TASK DESCRIPTION: With pictures excluded, retype exactly every line from the one containing "Parse this screenshot: output" to the end of the records below.

(Web page and app entries)
============

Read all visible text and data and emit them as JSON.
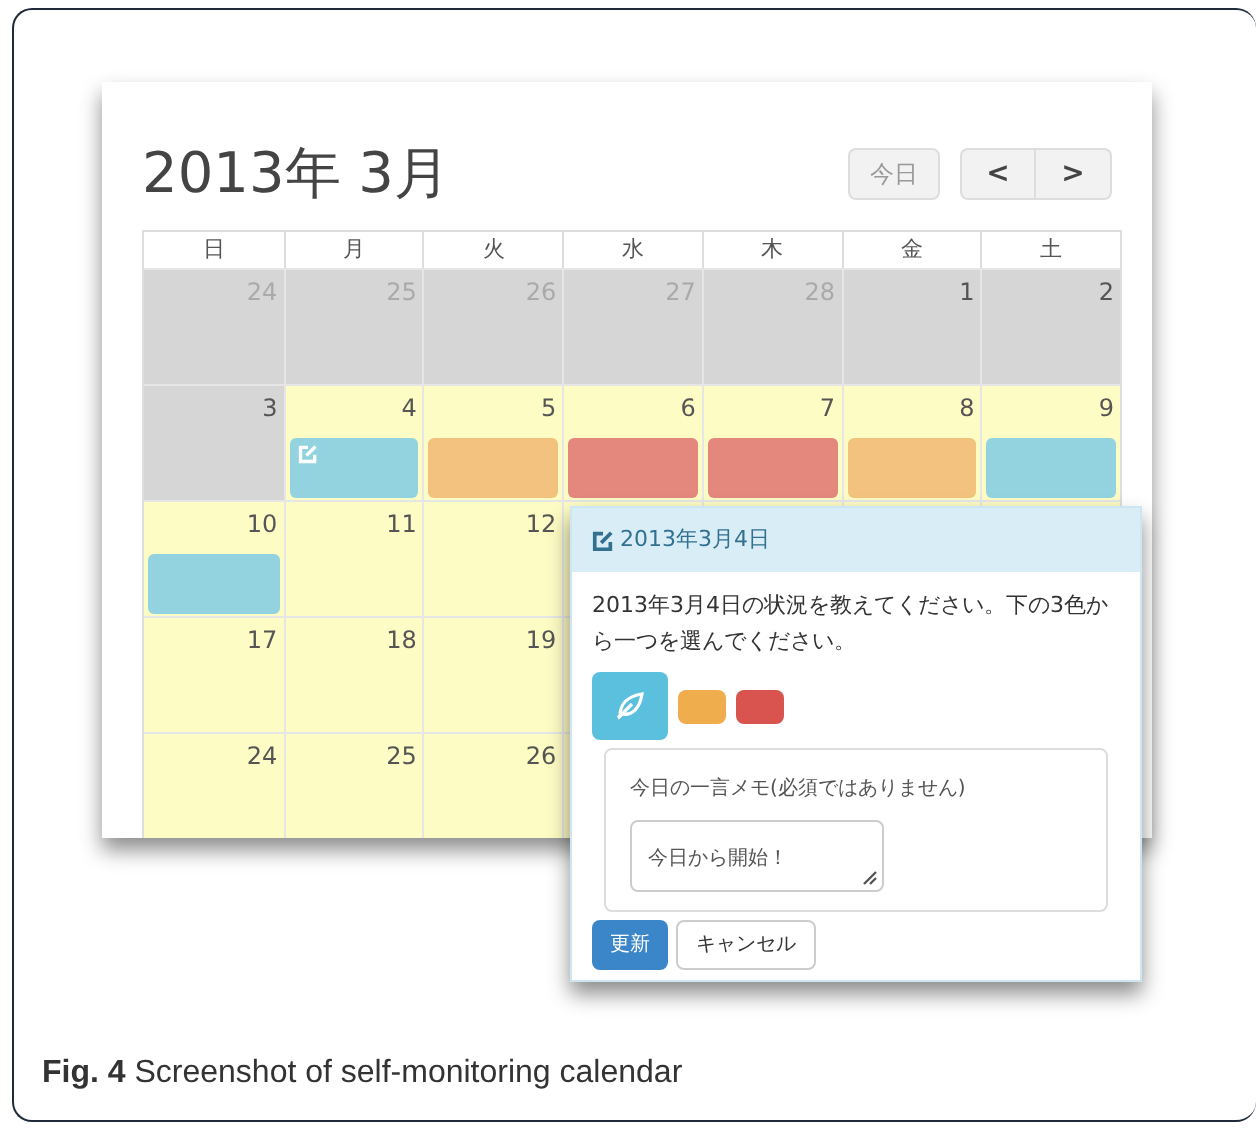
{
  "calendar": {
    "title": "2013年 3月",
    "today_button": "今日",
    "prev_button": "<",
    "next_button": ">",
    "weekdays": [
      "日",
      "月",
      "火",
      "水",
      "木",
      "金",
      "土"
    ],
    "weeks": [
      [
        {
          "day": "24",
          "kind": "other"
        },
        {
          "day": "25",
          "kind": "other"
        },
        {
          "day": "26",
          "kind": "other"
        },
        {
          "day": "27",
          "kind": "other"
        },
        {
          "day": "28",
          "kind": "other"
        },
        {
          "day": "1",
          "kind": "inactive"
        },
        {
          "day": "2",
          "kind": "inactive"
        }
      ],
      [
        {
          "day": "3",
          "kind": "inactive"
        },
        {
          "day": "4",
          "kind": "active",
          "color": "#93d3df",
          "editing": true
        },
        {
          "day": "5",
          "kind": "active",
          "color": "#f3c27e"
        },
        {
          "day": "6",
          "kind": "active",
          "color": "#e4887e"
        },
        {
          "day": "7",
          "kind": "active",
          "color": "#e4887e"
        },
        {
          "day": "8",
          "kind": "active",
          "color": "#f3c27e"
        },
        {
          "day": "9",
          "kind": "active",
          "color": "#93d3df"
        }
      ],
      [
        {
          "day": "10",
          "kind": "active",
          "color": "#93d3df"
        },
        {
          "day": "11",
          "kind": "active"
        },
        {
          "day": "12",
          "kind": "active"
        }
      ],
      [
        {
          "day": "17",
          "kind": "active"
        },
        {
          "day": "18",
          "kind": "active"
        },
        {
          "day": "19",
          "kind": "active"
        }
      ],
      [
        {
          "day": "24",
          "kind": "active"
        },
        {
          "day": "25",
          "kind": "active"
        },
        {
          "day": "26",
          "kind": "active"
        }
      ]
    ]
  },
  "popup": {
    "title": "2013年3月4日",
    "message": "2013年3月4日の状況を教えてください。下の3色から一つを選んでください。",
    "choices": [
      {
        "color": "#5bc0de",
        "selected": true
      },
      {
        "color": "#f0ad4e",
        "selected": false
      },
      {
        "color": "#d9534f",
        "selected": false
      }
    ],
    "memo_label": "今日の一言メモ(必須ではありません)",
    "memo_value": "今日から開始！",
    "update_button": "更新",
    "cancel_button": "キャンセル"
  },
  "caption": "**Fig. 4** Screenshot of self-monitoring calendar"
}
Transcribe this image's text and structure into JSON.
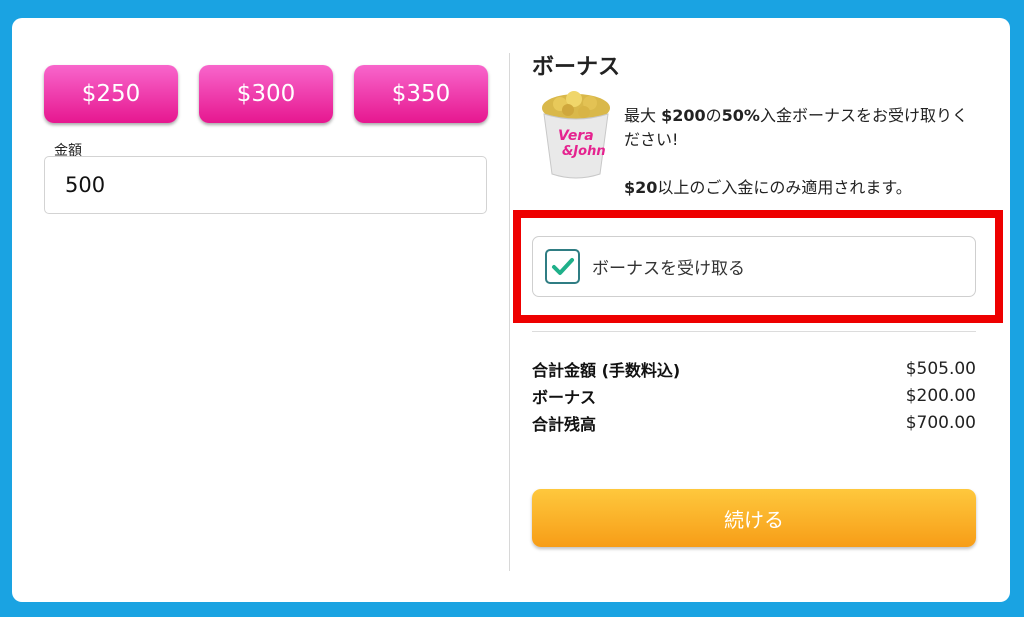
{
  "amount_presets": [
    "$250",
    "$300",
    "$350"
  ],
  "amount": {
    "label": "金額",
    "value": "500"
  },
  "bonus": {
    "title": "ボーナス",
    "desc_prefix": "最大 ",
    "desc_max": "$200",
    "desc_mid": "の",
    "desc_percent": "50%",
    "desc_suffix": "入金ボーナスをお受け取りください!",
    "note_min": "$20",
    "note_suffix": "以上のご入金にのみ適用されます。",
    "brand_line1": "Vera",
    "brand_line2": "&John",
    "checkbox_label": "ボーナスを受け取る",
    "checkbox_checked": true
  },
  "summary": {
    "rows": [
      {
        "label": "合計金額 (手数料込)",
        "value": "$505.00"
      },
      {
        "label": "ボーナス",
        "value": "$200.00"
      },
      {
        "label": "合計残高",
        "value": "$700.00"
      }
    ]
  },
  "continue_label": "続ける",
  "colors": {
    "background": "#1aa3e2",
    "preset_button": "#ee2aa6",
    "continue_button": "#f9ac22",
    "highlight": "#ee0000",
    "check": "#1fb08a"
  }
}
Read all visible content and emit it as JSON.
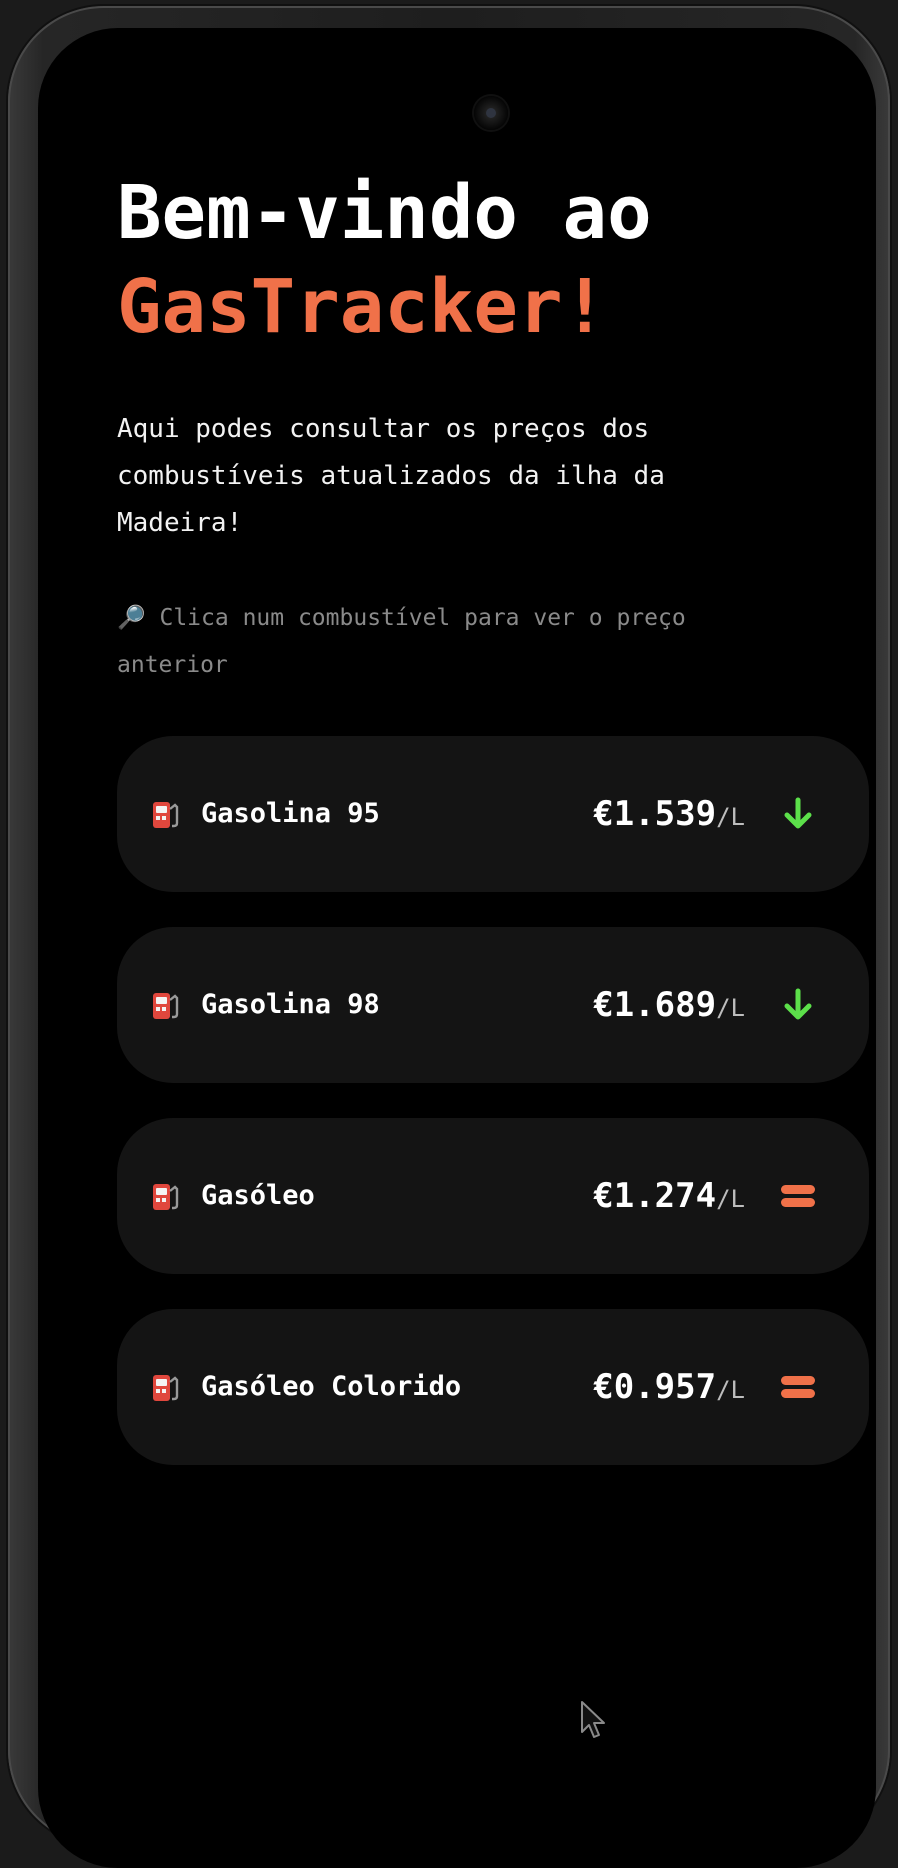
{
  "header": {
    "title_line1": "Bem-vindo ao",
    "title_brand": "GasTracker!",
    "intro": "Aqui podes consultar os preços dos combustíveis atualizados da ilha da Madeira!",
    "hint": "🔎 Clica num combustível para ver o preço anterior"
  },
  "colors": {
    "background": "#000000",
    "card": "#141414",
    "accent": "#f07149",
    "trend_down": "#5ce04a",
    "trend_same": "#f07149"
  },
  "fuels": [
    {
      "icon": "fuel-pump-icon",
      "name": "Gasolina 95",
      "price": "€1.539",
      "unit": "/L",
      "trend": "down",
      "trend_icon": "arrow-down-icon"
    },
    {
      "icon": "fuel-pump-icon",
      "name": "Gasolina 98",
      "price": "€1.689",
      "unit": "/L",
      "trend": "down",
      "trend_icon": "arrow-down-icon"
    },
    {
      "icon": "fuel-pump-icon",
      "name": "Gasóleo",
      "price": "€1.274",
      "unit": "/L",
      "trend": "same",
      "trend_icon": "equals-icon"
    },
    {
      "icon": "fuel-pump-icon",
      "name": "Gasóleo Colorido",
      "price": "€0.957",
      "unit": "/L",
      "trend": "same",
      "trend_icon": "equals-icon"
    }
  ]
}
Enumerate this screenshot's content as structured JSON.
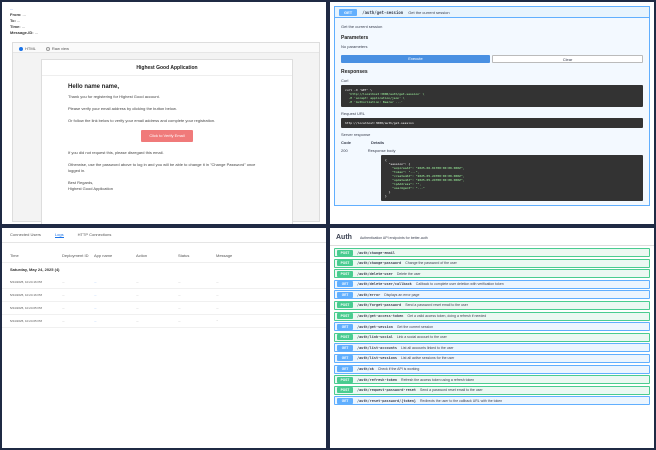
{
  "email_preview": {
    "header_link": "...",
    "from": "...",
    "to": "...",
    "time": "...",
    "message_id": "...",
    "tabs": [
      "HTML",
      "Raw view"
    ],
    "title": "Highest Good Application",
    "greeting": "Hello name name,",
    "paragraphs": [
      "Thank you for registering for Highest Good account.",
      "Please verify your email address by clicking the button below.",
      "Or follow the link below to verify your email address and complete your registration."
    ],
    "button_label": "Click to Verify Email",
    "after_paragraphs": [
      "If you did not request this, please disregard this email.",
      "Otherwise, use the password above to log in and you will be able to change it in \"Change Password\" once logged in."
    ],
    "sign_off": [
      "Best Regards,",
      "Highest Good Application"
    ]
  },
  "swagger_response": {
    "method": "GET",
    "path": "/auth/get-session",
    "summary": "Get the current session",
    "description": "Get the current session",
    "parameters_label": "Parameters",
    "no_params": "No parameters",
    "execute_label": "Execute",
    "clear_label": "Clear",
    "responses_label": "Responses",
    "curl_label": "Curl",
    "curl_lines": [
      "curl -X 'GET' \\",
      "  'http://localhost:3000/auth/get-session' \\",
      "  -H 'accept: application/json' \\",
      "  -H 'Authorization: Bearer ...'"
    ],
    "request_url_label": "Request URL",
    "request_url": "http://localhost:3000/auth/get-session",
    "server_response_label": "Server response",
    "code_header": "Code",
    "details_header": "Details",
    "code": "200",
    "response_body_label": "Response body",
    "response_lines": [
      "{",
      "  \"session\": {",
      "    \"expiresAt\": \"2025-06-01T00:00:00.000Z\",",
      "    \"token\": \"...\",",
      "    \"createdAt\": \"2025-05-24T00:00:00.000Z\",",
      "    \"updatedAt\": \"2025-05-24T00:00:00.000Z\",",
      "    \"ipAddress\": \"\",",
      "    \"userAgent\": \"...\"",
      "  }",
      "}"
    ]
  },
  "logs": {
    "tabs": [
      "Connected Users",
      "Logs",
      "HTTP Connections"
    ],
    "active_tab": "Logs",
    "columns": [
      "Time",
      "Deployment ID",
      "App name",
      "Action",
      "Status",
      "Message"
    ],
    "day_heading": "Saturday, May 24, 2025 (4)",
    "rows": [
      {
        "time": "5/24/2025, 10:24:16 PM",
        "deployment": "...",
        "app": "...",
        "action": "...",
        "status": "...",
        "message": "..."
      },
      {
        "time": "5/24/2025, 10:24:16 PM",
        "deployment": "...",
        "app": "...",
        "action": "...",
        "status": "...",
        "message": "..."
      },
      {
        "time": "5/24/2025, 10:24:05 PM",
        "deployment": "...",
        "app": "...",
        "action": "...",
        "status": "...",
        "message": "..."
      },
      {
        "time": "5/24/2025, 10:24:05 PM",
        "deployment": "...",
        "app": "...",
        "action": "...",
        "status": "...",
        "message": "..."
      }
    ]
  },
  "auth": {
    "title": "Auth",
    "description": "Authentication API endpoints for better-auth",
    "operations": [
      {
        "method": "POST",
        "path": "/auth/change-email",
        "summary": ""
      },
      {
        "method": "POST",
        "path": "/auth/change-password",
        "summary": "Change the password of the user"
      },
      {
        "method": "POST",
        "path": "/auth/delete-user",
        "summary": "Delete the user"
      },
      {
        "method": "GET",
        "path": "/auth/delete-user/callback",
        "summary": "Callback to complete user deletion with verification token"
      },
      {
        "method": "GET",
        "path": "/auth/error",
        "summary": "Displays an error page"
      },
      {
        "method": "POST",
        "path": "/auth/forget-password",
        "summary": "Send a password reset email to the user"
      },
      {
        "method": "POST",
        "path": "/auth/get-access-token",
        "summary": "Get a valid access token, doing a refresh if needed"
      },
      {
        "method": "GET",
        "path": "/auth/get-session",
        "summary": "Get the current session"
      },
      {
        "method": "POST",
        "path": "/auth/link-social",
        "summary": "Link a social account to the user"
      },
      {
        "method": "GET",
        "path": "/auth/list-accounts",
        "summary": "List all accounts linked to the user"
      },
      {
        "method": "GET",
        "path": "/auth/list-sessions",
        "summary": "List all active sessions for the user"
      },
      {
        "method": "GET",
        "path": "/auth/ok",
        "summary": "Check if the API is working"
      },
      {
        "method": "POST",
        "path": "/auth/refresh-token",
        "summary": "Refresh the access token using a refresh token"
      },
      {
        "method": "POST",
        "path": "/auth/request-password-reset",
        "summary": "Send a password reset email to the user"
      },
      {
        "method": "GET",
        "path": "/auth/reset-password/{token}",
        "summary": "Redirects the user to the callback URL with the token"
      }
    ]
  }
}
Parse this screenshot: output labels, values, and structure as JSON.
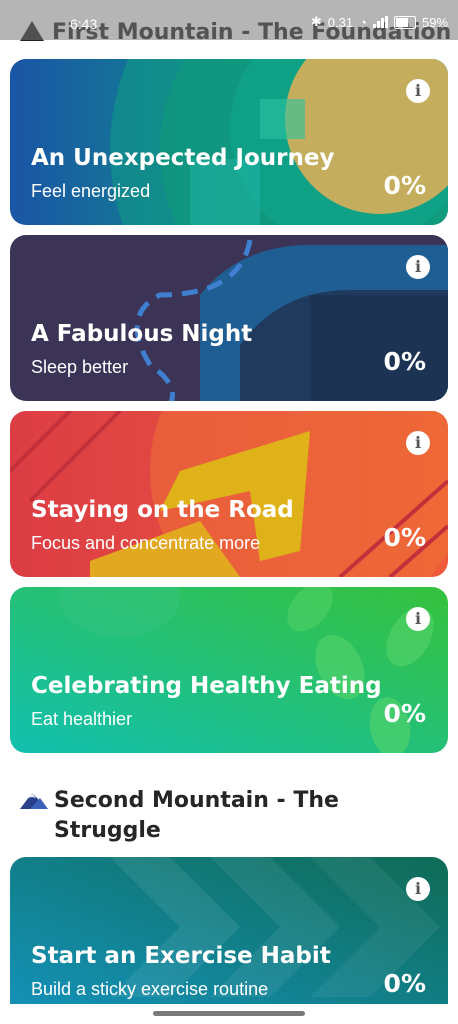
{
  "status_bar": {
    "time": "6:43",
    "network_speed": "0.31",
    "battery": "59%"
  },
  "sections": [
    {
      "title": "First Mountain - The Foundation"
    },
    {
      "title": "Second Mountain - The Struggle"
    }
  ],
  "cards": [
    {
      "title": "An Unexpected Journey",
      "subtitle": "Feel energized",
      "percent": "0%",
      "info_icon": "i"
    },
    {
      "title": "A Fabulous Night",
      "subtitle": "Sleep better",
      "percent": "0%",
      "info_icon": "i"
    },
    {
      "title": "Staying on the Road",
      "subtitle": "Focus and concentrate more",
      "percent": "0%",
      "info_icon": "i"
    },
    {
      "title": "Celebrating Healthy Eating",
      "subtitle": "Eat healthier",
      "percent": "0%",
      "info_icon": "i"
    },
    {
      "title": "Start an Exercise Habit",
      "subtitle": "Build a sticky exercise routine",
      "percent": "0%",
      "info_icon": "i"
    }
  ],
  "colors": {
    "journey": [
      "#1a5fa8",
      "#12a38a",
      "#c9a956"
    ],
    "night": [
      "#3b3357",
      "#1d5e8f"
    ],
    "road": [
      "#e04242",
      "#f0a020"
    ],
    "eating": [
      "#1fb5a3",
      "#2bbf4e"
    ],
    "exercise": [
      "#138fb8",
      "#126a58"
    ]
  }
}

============

TASK RESPONSE:
Parse this screenshot: output labels, values, and structure as JSON.
{
  "status_bar": {
    "time": "6:43",
    "network_speed": "0.31",
    "battery": "59%"
  },
  "sections": [
    {
      "title": "First Mountain - The Foundation"
    },
    {
      "title": "Second Mountain - The Struggle"
    }
  ],
  "cards": [
    {
      "title": "An Unexpected Journey",
      "subtitle": "Feel energized",
      "percent": "0%",
      "info_icon": "i"
    },
    {
      "title": "A Fabulous Night",
      "subtitle": "Sleep better",
      "percent": "0%",
      "info_icon": "i"
    },
    {
      "title": "Staying on the Road",
      "subtitle": "Focus and concentrate more",
      "percent": "0%",
      "info_icon": "i"
    },
    {
      "title": "Celebrating Healthy Eating",
      "subtitle": "Eat healthier",
      "percent": "0%",
      "info_icon": "i"
    },
    {
      "title": "Start an Exercise Habit",
      "subtitle": "Build a sticky exercise routine",
      "percent": "0%",
      "info_icon": "i"
    }
  ],
  "colors": {
    "journey": [
      "#1a5fa8",
      "#12a38a",
      "#c9a956"
    ],
    "night": [
      "#3b3357",
      "#1d5e8f"
    ],
    "road": [
      "#e04242",
      "#f0a020"
    ],
    "eating": [
      "#1fb5a3",
      "#2bbf4e"
    ],
    "exercise": [
      "#138fb8",
      "#126a58"
    ]
  }
}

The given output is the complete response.